Nelson's proposal to the D.C. Commission on the Arts and Humanities for the park was chosen over 100 other entrants and four semifinalists. It includes the gateway, a ceramic tile path snaking from the gate to a stage at the other end of the park, and tiles covering the stage's vertical surfaces. "My artwork is not going to dominate the park," Nelson promises. "I'm hoping to enhance the space and increase the sense of community."
In her studio, Nelson is well into the work, though she has yet to sign a contract with the city. She shrugs off the vagaries of bureaucracy with a smile, then points to the tiles already carved. "I draw from a lot of sources for my patterns," she says, "but I've been influenced by Mayan and Aztec geometries ... with some contemporary Southwestern designs in there too." The round tiles -- manhole-size at 22 inches in diameter and about four inches thick -- are strewn about in various stages of drying, each covered with an intricate design, no two the same.
In a kiln, baking at 2,050 degrees, is a two-foot carved section of pillar that will be painted and glazed before installation. To assemble the hollow pillars on the site, Nelson has devised an intricate system using steel beams and construction foam inside the columns to stabilize them. Glue and clamps will hold the sections together.
The name of Nelson's one-woman outfit is Architectural Ceramics, which she says defines her pretty well. "I've been influenced by Peter King and Marni Jani, both great ceramic artists who work with architects and designers, but I have my own perspective," says Nelson, explaining that growing up in Washington was critical to her sensibilities. "I've been taking photos of the buildings here since I was 14. The keystones, the columns, the doorways. It really is a monumental city."
While Nelson's output includes tiled fireplace fronts, tables, sconces and outdoor planters -- all carved with her singular designs -- she says she's feeling the need to branch out. "I think my work will be taking an organic turn. I've been dreaming of huge seashells that I could make from ceramic. But I'm also fascinated with machinery, cogs and gears," she says. "... I think my columns and my patterns look like something out of the past. They seem ancient somehow. Maybe I have to go into the future now."

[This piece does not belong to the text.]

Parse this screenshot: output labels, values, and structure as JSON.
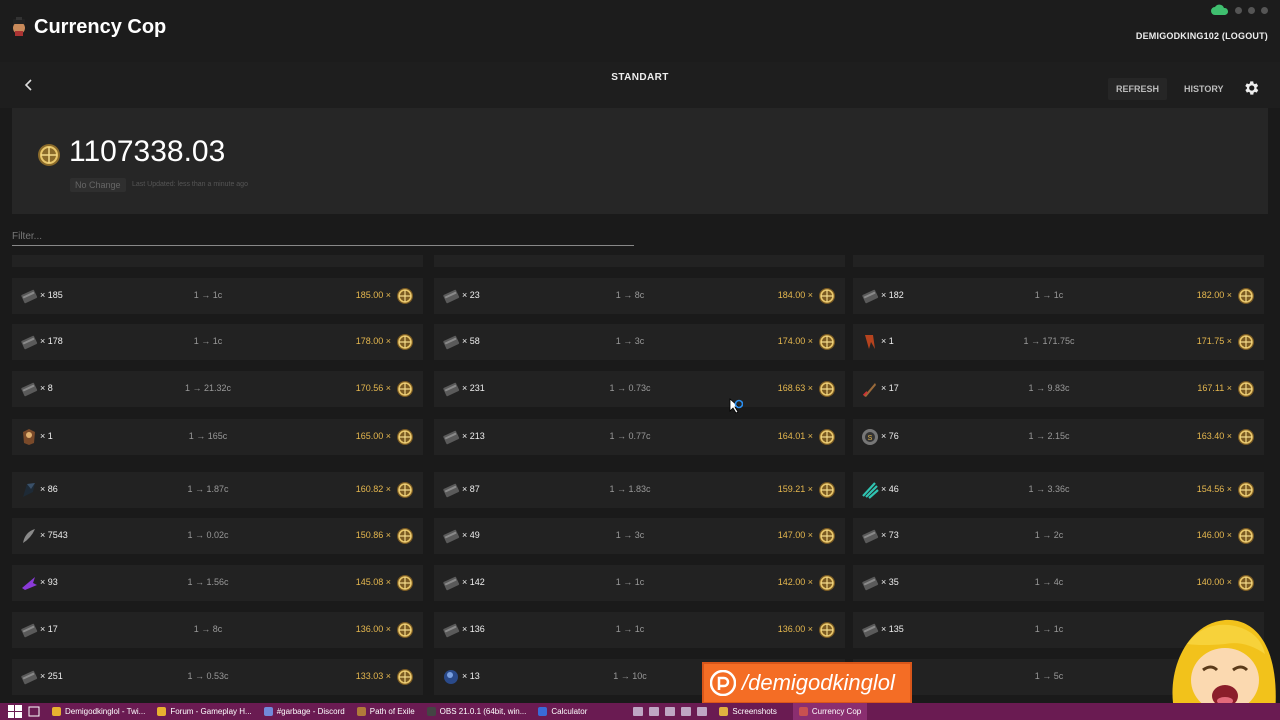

The National Endowment for the Arts is accepting applications for its WritersCorps community service program, a partnership with the Associated Writing Programs. Sixty writers will work at inner-city schools and community centers for up to a year. The deadline for applications is Aug. 12. Call 703-993-4301 for more information ... The Greater Reston Art Center has named Diane Arkin its executive director, replacing Judith Forst. Arkin will oversee GRACE's planned programming expansion and its scheduled move to a larger space ... The Korean Artists Association of the Greater Washington Area is celebrating its 20th anniversary with an exhibit at the Studio Gallery through Aug 28. A reception and talk by the featured artists is scheduled for Aug. 19 ... To celebrate its 20th anniversary, the Torpedo Factory in Alexandria asked area art professors to recommend artists born 20 years ago for its anniversary show. See the works of these young artists through Sept. 4.